    At the same time he had the problem of Ireland. The Spanish Armada had recently attempted to invade England and further invasions by the Spanish or French were feared. Ireland was seen as a possible jumping off point for such an invasion and understandably, the native Irish could not be relied on to support the English or resist any invasion. So the solution was to plant trusted settlers from England, Wales & Scotland in Ireland, in large numbers, to subdue the native Irish and be on hand to deal with any invasion. King James I was a Scot and so particularly favoured his fellow countrymen. Much of Ulster, was heavily settled by Scots. During the 1600s, some 200,000 Scots settled in Ireland representing something like 15% of the entire Scottish nation. They didn’t all come as part of the Plantation. Some settled in the 1640s when General Munro's 10,000 strong Scottish army was disbanded at Carrickfergus after the 1641 uprising, and a further batch came in the 1690s due to famine in Scotland.
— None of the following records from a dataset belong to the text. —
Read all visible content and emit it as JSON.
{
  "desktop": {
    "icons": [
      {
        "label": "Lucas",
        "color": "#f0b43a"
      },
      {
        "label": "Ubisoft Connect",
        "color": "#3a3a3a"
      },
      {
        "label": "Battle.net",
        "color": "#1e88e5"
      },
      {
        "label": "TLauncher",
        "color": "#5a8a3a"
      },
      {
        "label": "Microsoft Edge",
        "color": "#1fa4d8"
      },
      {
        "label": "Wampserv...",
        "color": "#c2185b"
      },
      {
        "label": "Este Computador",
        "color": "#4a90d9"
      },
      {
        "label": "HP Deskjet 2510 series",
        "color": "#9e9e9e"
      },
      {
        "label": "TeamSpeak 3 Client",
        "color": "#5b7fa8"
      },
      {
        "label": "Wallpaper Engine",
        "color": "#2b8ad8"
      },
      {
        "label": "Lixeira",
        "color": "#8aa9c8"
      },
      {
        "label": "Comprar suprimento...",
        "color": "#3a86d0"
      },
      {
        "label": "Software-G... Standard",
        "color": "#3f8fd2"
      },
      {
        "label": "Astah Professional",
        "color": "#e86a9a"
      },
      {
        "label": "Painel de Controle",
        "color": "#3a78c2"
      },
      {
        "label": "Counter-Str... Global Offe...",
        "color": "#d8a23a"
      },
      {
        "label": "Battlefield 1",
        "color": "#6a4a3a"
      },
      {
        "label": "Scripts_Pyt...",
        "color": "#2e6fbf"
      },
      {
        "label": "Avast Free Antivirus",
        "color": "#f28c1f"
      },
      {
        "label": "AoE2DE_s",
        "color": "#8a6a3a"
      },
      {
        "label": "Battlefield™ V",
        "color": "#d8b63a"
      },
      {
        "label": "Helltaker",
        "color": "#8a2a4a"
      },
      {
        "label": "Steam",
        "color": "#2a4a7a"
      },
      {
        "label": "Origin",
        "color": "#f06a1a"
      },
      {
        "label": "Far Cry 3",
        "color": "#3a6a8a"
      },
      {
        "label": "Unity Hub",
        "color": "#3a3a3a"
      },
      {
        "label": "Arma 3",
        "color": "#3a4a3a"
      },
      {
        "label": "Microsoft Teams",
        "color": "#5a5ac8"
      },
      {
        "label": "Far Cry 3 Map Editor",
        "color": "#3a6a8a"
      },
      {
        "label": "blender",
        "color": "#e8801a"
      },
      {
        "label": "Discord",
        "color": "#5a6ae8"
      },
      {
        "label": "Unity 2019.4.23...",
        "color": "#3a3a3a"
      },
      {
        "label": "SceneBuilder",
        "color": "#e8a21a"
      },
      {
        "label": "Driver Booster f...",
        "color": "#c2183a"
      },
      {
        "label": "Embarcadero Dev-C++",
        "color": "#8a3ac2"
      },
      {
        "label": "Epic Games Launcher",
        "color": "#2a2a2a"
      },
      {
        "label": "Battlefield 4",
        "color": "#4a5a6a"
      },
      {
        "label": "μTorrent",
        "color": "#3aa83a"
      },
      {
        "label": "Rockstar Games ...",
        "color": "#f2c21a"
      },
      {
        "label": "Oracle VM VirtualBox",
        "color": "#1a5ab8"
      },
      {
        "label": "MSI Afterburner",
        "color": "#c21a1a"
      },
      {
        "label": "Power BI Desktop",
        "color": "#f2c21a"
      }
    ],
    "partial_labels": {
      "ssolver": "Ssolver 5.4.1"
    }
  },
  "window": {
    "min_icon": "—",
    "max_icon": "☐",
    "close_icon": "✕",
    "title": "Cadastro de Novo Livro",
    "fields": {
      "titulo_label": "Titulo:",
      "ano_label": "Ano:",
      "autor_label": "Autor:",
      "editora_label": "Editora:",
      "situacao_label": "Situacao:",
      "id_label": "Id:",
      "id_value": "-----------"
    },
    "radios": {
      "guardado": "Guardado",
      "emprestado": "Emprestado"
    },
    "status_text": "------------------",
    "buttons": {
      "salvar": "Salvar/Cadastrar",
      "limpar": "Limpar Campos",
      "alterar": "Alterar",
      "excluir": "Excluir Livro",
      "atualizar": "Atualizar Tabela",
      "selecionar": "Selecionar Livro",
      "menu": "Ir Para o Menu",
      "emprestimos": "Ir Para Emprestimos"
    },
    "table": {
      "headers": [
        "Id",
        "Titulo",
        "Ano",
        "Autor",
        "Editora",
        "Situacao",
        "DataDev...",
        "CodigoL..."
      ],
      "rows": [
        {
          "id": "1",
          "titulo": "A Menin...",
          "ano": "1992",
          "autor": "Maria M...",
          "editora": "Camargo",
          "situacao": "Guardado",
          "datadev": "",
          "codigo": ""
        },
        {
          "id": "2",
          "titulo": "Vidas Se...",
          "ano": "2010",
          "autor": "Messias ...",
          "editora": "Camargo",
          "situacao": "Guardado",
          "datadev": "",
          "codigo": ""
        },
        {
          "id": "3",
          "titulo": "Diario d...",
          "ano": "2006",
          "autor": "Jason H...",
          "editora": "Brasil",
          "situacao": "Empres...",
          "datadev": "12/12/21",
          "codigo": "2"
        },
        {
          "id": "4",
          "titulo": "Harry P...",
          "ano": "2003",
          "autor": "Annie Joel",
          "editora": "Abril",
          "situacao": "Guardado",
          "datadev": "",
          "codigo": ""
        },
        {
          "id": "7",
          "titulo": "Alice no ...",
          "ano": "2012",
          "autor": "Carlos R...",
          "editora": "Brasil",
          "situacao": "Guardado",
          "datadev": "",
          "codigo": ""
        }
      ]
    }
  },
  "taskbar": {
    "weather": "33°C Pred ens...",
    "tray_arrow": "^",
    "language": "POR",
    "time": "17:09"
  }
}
    As far as the Reivers were concerned, King James I decided to move large numbers to Ireland around 1610 onwards. He needed settlers in Ireland and he wanted to get rid of the Reivers from the Borders, or at least stop the criminality by breaking their control of that area. So moving them to Ireland was a bit of a masterstroke which killed two birds with one stone. So if your ancestors are Reivers, they probably arrived in the first 20 years of the 1600s, as part of the Plantation of Ireland.

    There are no records of individual settlers at that time. We do know the names of the big landowners (Scots & English) but not of their tenants and others who followed them. 

    If you visit Border towns like Selkirk, Hawick, Galashiels & Jedburgh today, you will find a strong Reiver tradition with folk & food festivals every summer.  You can go for a Reiver walk by moonlight and have a 16th century banquet. (The usual tourist nonsense but good fun all the same). For example, see:

    If you want a detailed read about the Reivers, a good book is Godfrey Watson’s “The Border Reivers” published in 1974, ISBN 0 709 4478 4. Plenty of bloodthirsty, cruel tales. The Armstrongs get regular mention.

    Armstrong is I think the second most common surname in Co. Fermanagh after Maguire. Their ancestral home in Scotland was Whithaugh Castle in Liddesdale, Roxburghshire and their chief lived nearby at Mangerton:

    One of the most famous songs in Ireland, after Danny Boy perhaps, is the Parting Glass. A lament performed here by Liam Clancy & Tommy Makem. However it started life as “Armstrong’s Goodnight” and was reportedly written by Sandy Armstrong, on the eve of his execution in Scotland in November 1600 for murdering the Warden of the Middle Marches (An important Government official in the Borders).

    Elwyn, IrelandXO Volunteer ☘

    Thursday 4th March 2021, 10:30PM

    Hi Sue

    I am trying to connect my Grandfather Jack (John James) Fairclough born 1899 in Warrington to the Elliotts in Fermanagh. I know that there's a connection. I was taken to visit Peggy's grave as a small child. My Grandfather' mum's maiden name was Davis. I am just starting on this journey ... any help would be appreciated.

    Thank you





    Sunday 14th March 2021, 11:08AM
  • Hi Craig.... when I saw your message I went into my tree, but unfortunately haven't found a Fairclough connection in my Elliott branches. 

    Which of the Elliott boys would be your ancestor?  Lovely that you were taken to the grave --I've only seen photographs.

    I have chatted with family members in Canada and Australia, which has helped in my research. (I'm in South Africa but was born and brought up in St Helens))

    It's taken me a number of years to finally confirm my connection to Orange Peggy ..and I'm really thrilled!!

    If I can help in any way, please just ask.



    Monday 15th March 2021, 10:31AM
  • Hi Sue. Ancestry works like a charm. Short version - Margaret Elliott had a son William. He had a daughter Annie and she married James Bowles. They had a daughter Eleanor Ann (Cissie) and she married John James Fairclough. They had a son John James Fairclough (my pop). 


    Tuesday 16th March 2021, 09:42AM